From promises of offering a “butt whopping” to claims of racism, there is a fight brewing in Atlantic City as different groups try to take control of the gambling hub. After former mayor Frank Gilliam was forced to resign in October, all hell broke loose and a group of city businessmen and politicians are looking to force elected mayor Marty Small out of office in favor of the use of a city council that would, of course, be appointed by them. It’s a fight over control of the state’s important gaming assets, and their money.
Several local businessmen have paid into a political action committee (PAC) designed to help bring change to Atlantic City. According to the Press of Atlantic City, the Atlantic City Residents for Good Government has picked up over $150,000 in contributions, including $126,000 from Resorts Casino Hotel owner Morris Bailey.
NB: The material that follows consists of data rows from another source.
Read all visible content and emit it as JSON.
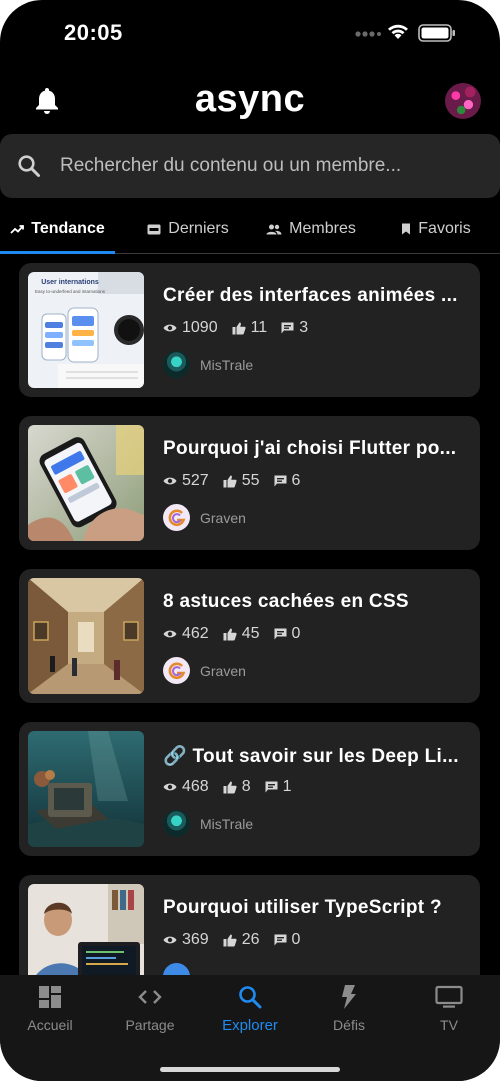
{
  "status_bar": {
    "time": "20:05"
  },
  "header": {
    "logo": "async"
  },
  "search": {
    "placeholder": "Rechercher du contenu ou un membre..."
  },
  "tabs": [
    {
      "label": "Tendance",
      "icon": "trending-up-icon",
      "active": true
    },
    {
      "label": "Derniers",
      "icon": "new-badge-icon",
      "active": false
    },
    {
      "label": "Membres",
      "icon": "people-icon",
      "active": false
    },
    {
      "label": "Favoris",
      "icon": "bookmark-icon",
      "active": false
    }
  ],
  "posts": [
    {
      "title": "Créer des interfaces animées ...",
      "views": "1090",
      "likes": "11",
      "comments": "3",
      "author": "MisTrale"
    },
    {
      "title": "Pourquoi j'ai choisi Flutter po...",
      "views": "527",
      "likes": "55",
      "comments": "6",
      "author": "Graven"
    },
    {
      "title": "8 astuces cachées en CSS",
      "views": "462",
      "likes": "45",
      "comments": "0",
      "author": "Graven"
    },
    {
      "title": "🔗  Tout savoir sur les Deep Li...",
      "views": "468",
      "likes": "8",
      "comments": "1",
      "author": "MisTrale"
    },
    {
      "title": "Pourquoi utiliser TypeScript ?",
      "views": "369",
      "likes": "26",
      "comments": "0",
      "author": ""
    }
  ],
  "thumbnail_text": {
    "line1": "User internations",
    "line2": "Easy to-underfeed and intarnations"
  },
  "bottom_nav": [
    {
      "label": "Accueil",
      "icon": "dashboard-icon",
      "active": false
    },
    {
      "label": "Partage",
      "icon": "code-icon",
      "active": false
    },
    {
      "label": "Explorer",
      "icon": "search-icon",
      "active": true
    },
    {
      "label": "Défis",
      "icon": "lightning-icon",
      "active": false
    },
    {
      "label": "TV",
      "icon": "tv-icon",
      "active": false
    }
  ],
  "colors": {
    "accent": "#1f8bf0",
    "background": "#000000",
    "card": "#222222"
  }
}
There is also reportedly support coming from the company’s CEO, Mark Giannantonio, and unions that back casino, as well as construction, employees.
The goal is to replace Small and a large city council with a city manager and a smaller city council. The PAC and its supporters are pushing a referendum that would seek the changes, even though there is no guarantee that state leaders would agree no matter how much support was gathered.
There are already enough local signatures to hold a vote for the referendum, and it might come within the next couple of weeks. The president of the Unite Here Local 54 union, Bob McDevitt, is behind the measure and explains, “The only people that are (against this) are those who are part of the cartel. I believe we should have less people running a government. I think it’s more efficient and it makes sense for a community this size. No major city that has the kind of hospitality industry that we have has a main drag with the kind of undesirables and buildings that should be torn down.”
The fight has been going on even before Small became mayor – just not at the level that is being seen now. He spoke with a local news station this past June when he served as the president of the City Council and stated, “It is at the height of arrogance and represents deep-seated racial bias and animus that makes us wonder which state are we living in: New Jersey or Alabama? The move reflects a mindset that believes African Americans and other races can’t govern and don’t have the backbone or the courage to fight.”
That same month, City Council Councilman At-Large George Tibbitt had his own take on the referendum, proclaiming to anyone who would listen, “Don’t sign that petition.” He added, “It’s a scam. And even if they pass it, we’re going to give them a good old-fashioned butt whooping.”